A new group of immigrants from India arrived in the Jewish state on Thursday, the latest in a series of flights to Israel for the self-proclaimed descendants of one of the biblical Lost Tribes of Israel.
Seventy-eight Bnei Menashe arrivals landed at Ben Gurion Airport, according to Shavei Israel director Rabbi Michael Freund, whose organization has worked with the community and was instrumental in organizing the aliyah. The flight was the first in a series of three; the expected arrival of the other two planes next week will bring the total of newcomers to approximately 250.
Thursday night’s group brought the number of Bnei Menashe immigrants to Israel to more than 3,000.
The last major arrival of Bnei Menashe took place in November.
Shavei Israel has turned to a crowdfunding campaign to raise funds for the group’s immigration.
“Certain large donors who have made much of the aliyah possible are not in the position this time around to help,” a statement from Shavei Israel’s fundraising page said.
The migrants were welcomed in a ceremony where Absorption Minister Ze’ev Elkin (Likud) hoped his own experience as an immigrant from Ukraine could empower the new arrivals.
“Twenty-five years ago, when I was only 18 years old, I came to this exact spot and sat exactly like you,” the minister recalled.
The new arrivals will be the first Bnei Menashe group to settle in the Golan Heights, a point Elkin called a “historic moment,” as the Golan is part of the land allocated in the Bible to the tribe of Menashe.
“You have gained back your tradition. I wish you a successful absorption, and wish you that, in 25 years’ time, perhaps a minister of absorption from the Bnei Menashe will stand here and welcome new immigrants,” said Elkin.
Former Sephardic chief rabbi Shlomo Amar recognized the Bnei Menashe as a Lost Tribe in 2005, although he insisted they undergo conversion to be recognized as Jews.
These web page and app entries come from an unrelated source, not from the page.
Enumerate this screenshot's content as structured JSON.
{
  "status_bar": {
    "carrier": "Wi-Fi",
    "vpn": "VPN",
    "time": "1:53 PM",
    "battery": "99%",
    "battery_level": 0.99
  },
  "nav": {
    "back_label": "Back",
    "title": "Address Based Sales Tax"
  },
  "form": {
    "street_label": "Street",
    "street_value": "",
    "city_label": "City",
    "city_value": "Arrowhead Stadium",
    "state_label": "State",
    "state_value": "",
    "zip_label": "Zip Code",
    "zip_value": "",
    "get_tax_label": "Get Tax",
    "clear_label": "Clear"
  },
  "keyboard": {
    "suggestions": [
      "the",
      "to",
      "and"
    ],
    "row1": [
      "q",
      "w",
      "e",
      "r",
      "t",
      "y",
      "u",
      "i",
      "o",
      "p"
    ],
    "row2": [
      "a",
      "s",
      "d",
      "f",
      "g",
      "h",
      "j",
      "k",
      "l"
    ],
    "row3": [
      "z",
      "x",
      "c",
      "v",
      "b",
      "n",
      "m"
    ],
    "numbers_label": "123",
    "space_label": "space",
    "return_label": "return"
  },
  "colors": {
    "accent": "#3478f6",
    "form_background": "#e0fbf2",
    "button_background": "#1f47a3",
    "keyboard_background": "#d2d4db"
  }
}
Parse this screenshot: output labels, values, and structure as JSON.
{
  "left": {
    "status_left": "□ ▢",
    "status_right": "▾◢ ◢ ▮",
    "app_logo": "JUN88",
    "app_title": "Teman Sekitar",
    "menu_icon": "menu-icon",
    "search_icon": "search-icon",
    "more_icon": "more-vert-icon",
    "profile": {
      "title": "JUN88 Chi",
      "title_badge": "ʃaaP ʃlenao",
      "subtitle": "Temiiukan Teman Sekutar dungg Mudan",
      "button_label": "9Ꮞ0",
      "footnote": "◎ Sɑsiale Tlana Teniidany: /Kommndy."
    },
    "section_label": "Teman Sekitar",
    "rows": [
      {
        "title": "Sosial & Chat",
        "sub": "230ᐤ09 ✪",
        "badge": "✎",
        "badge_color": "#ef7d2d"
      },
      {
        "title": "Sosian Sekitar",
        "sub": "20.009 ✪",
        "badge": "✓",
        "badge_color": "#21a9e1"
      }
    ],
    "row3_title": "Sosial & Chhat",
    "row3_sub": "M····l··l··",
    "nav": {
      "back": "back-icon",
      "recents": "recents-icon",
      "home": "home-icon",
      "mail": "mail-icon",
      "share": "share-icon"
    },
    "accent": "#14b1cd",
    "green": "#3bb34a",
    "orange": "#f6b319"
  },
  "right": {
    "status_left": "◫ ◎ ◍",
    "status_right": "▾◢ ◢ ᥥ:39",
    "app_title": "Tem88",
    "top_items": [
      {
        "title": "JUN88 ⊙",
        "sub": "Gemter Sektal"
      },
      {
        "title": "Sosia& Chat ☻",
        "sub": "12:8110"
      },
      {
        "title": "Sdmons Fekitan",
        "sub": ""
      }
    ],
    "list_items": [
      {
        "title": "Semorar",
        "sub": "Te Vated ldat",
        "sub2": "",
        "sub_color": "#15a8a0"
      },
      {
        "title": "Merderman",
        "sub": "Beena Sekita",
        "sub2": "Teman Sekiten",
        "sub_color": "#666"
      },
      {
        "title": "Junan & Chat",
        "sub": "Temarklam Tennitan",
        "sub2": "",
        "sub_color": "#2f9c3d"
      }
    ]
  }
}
The mass aliyah of the community had been paused for a number of years before being restarted in 2013. Some 7,000 Bnei Menashe live in India, according to Shavei Israel.